As mentioned above, the Audioengine5 produces sound that is crisp, clear, and balanced. It's that last feature that makes them less than perfect as gaming speakers, because they can't produce the bone rattling thump from in-game explosions that even a cheap pair of gaming speakers with a crappy sub-woofer can.
The Audioengine5s were made for listening to music, and while everything but the low end thump in a game will sound better coming through them, there are better solutions if all you care about is gaming.
The Shower Test
There's one thing that's always bugged me about playing music through my computer, and that's what I've come to call the Shower Test. Crank your music up, it sounds great, get in the shower, and it's all muffled bass sans vocals.
Audioengine5 is the first pair of speakers I've ever listened to that pass the Shower Test. Music sounds good, even through all the acoustic noise of passing through a hallway into the echo chamber of a bathroom.
There's nothing scientific about either my description or the experience, but I can tell you that it means a lot to me.
Look and Feel
The speakers are both large and heavy (14 lbs. for left, which has the power supply, and 9 lbs. for the right), and feel solid and well-made. The accents around the drivers are attractive, and will no doubt resonate with Mac (and iPod) owner aesthetics.
And let me emphasize the "big" part. I have a large desk, a very large desk, and even with three displays, these speakers fit just fine for me. (Note that the included pics were taken on a stand, as opposed to a desk.) If you're working on a small, or even medium-sized desk, you'll need to make or find room for these speakers.
Boring Tech Specs
Audioengine5s are made from 1" thick MDF painted with a high-gloss white or smooth matte-black finish that will look good on any Mac user's desk. The woofer is a 5" Kevlar-domed driver, and the tweeter is a 20mm silk-domed driver with neodymium magnets. The speakers are open-air, without a grill.
It includes an internal power supply in the left speaker, which means no power brick. It sports 2 x 1/8" stereo mini-jacks (one on top), and has a USB 1.1 port on the top you can use to power an iPod (no audio-out or in with the USB port).
On the back you'll find naked-wire jacks for connecting the left speaker to the right, one of the 1/8" audio inputs, a power switch, and a voltage selector for 115 and 230 volts.

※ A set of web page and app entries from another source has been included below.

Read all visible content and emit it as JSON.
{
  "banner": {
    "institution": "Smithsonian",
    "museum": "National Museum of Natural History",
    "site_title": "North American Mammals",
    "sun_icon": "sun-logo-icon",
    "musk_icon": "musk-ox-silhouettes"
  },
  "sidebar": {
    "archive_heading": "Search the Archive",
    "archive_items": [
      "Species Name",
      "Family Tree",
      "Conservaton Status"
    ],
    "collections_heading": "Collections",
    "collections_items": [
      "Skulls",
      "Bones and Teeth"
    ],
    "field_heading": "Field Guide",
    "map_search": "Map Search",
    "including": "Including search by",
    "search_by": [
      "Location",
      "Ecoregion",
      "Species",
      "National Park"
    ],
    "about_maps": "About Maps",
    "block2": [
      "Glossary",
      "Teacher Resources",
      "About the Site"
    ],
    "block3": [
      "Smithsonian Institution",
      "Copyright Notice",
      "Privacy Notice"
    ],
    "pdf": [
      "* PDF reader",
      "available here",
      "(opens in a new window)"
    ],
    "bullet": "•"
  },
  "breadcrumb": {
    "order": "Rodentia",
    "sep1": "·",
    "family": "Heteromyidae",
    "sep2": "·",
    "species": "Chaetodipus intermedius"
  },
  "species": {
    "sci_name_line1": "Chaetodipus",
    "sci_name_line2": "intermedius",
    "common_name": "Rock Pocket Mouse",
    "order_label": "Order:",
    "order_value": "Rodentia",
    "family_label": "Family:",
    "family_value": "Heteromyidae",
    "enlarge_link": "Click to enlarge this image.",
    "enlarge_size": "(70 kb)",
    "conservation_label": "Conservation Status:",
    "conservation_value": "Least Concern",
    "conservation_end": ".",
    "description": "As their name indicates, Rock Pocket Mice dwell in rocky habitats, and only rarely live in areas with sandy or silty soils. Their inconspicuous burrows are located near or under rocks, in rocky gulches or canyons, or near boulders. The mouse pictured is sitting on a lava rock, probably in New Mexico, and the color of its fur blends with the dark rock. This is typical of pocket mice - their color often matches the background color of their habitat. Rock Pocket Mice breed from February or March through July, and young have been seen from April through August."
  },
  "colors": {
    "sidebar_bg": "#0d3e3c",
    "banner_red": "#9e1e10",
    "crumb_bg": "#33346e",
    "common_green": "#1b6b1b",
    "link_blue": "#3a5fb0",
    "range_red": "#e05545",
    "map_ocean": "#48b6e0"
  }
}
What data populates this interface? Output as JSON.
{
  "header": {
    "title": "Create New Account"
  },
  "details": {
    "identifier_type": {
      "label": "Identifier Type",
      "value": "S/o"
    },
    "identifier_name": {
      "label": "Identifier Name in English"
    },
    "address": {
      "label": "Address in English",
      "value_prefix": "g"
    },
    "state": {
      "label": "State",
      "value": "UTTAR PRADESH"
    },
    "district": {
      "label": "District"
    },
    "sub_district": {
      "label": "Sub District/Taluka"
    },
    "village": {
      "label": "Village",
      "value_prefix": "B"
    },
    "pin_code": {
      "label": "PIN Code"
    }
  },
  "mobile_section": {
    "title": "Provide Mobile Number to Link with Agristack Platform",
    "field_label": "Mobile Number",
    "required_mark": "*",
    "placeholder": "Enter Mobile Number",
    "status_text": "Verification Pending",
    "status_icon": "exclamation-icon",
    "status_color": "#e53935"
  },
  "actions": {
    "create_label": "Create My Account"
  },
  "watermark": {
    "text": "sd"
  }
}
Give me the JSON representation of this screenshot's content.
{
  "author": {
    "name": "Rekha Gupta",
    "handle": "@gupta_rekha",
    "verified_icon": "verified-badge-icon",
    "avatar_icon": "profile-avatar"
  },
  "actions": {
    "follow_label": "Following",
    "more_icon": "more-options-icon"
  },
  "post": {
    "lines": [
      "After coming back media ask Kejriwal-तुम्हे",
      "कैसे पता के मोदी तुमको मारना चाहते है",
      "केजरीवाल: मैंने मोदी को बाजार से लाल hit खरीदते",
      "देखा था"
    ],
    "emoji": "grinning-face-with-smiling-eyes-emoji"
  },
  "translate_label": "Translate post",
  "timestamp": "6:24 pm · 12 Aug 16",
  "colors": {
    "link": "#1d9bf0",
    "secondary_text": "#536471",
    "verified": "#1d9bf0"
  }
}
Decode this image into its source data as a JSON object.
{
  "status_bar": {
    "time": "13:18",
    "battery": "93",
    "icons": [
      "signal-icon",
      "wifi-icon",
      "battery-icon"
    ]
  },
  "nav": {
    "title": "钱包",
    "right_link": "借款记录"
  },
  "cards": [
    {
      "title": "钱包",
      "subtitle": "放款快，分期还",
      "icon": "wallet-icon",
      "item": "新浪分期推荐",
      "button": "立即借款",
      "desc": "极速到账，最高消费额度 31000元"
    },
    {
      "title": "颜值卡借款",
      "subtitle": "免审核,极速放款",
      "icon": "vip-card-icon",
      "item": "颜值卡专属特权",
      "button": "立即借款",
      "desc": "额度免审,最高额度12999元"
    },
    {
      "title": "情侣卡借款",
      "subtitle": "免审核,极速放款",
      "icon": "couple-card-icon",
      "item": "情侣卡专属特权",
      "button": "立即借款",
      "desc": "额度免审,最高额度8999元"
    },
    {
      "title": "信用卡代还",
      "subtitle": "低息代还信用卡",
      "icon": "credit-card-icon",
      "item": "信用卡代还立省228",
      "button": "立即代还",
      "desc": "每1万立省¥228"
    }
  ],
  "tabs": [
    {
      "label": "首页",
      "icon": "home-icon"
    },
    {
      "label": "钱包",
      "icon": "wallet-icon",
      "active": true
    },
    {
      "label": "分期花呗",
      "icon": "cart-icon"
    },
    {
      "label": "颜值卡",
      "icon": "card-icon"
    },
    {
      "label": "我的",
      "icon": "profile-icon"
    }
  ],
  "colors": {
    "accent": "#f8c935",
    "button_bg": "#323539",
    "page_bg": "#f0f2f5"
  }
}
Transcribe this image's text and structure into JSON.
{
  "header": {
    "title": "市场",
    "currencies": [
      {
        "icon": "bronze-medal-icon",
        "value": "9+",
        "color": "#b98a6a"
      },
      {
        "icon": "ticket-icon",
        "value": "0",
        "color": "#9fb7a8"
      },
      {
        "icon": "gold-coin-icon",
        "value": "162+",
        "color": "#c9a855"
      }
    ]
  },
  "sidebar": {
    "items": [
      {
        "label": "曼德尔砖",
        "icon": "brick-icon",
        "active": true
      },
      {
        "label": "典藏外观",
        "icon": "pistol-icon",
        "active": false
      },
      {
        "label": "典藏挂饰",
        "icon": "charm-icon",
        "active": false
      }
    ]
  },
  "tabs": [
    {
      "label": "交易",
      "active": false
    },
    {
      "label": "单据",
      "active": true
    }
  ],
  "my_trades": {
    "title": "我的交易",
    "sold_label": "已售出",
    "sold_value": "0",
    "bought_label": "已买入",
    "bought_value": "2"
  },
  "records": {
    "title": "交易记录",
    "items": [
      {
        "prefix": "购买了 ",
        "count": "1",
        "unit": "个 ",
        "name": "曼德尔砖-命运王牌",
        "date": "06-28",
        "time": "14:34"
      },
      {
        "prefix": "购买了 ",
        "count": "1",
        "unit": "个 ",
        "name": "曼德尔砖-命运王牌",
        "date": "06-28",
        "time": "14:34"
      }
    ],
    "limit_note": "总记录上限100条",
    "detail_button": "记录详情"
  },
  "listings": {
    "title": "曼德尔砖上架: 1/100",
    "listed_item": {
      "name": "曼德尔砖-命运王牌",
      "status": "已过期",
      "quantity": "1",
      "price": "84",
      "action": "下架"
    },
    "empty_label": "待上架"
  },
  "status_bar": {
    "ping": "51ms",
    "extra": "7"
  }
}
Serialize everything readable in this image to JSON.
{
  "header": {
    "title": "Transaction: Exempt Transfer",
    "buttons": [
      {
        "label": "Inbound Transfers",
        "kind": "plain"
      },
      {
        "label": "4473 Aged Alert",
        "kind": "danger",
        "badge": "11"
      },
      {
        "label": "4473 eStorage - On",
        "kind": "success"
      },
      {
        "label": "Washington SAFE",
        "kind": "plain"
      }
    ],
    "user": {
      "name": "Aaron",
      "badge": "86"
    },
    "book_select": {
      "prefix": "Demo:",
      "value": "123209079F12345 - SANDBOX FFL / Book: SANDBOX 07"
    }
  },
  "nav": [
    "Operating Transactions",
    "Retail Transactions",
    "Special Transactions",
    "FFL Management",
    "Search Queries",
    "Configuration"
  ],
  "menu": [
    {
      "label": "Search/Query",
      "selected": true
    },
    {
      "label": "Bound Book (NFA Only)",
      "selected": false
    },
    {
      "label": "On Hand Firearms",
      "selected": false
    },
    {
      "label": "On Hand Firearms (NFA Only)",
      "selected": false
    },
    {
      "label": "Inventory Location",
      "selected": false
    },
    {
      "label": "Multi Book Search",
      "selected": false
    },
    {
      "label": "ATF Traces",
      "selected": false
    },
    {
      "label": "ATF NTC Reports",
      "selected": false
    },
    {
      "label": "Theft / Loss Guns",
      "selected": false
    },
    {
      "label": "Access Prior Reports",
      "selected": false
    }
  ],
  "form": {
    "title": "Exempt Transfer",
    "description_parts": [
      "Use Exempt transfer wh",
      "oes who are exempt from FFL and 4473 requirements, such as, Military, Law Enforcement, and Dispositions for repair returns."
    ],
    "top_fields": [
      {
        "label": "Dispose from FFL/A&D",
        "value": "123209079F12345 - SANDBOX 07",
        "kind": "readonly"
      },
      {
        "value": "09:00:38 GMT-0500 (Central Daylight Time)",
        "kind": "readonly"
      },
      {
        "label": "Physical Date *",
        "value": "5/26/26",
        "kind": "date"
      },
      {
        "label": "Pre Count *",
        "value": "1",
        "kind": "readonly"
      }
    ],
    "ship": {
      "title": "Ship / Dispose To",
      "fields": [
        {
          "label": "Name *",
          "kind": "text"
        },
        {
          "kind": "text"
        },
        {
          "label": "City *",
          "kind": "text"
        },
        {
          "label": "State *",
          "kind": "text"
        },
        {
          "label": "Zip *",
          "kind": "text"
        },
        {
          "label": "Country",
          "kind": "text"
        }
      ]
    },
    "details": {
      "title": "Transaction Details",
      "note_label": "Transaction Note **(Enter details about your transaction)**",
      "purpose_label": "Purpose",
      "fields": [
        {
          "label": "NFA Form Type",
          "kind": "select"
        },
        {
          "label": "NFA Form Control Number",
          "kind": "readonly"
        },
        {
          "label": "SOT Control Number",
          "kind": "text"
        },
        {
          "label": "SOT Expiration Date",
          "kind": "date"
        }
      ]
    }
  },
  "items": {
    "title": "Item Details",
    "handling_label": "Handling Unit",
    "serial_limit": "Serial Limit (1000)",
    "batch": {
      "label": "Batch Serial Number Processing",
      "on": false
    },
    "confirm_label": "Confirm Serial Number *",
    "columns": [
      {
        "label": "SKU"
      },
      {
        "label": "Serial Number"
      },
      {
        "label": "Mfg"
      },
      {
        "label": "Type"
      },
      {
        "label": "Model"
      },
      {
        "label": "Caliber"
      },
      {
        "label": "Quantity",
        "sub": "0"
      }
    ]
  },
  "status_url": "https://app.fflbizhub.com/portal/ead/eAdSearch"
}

You'll also find an auxiliary power supply that's designed for an AirPort Exress unit and AirTunes. This last feature doesn't have as much relevance to those looking for desktop speakers, but it's a cool feature nonetheless.
These are the best desktop speakers in their price range, hands down, and nothing else comes close (three TMO staff members own a pair, and all three agree). If you want your music to sound good, get a pair. If you record your own music and want to be able to hear what you're working on reproduced with clarity and balance, get a pair.
- Thu,1:21 PM
- TMO Daily Observations 2015-03-26: Apple’s Revamped iTunes Radio Plans, Amazon’s Big Cloud Storage
- 12:20 PM
- X-Doria Defense Shield Case for iPhone 6 - Beautiful Yet Passes Drop Tests
- 11:31 AM
- Amazon Adds Unlimited Storage Options to Cloud Drive
- 10:32 AM
- Apple Tasks Jimmy Iovine, Trent Reznor with Making a Spotify Competitor
- 9:02 AM
- Apple TV Adds CNNgo Channel
- Wed,9:15 PM
- ACM 299: Happy Birthday OS X, and Cutting the Cable TV Cord
- 6:52 PM
- How To Recycle Old iPhones, iPads, and Other Mobile Devices
- 6:45 PM
- Kenu Stance Tripod for iPhone is Small, Folds Up and Even Opens Bottles
- 6:00 PM
- A New Apple TV with 4K Would NOT Break the Internet
- 5:06 PM
- Apple Buys Advanced Database Company FoundationDB
- 4:14 PM
- Christy Turlington: Apple Watch Accurately Tracks Workouts without an iPhone
- 2:35 PM
- Dave Hamilton Talks Mobile Tech at Connecticut Mac Connection